The incidence of stress and burnout among teachers in Hong Kong has been increasing at an alarming rate in recent years [1, 2]. Studies on teacher stress and burnout have found that teachers of students with emotional behavioral challenges (EBC teachers) report more stress than general education teachers and are more likely to want to leave their position . Studies conducted in Hong Kong  have also reflected the changing nature of the education system, in which the high expectations from stakeholders, inclusive education policy, increasing work load and the accreditation culture all put stresses on teachers. If left unresolved, teacher stress will have substantial negative effects on teachers’ physical and mental health, this will accelerate the turnover rate of teachers, and the whole educational system will be impaired and inefficiency will follow. In view of the possible adverse consequences of teacher stress and burnout, certain measures must be undertaken to alleviate these problems.
This study examines the stress and burnout levels and their relation with the individual and organizational resilience of the teachers from seven Social Development Schools (special schools for maladjusted students who have varied EBC) in Hong Kong. The question of how these EBC teachers become resilient while teaching in the challenging school environment is explored, with a view to developing an explanatory model of the relation between stress, burnout and resilience and the factors and behaviors affecting resilience.
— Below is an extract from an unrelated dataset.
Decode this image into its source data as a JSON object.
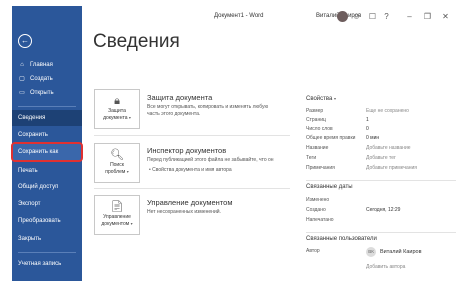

Recommendations are drawn from this model on how teachers and school systems may act to alleviate the problem of burnout.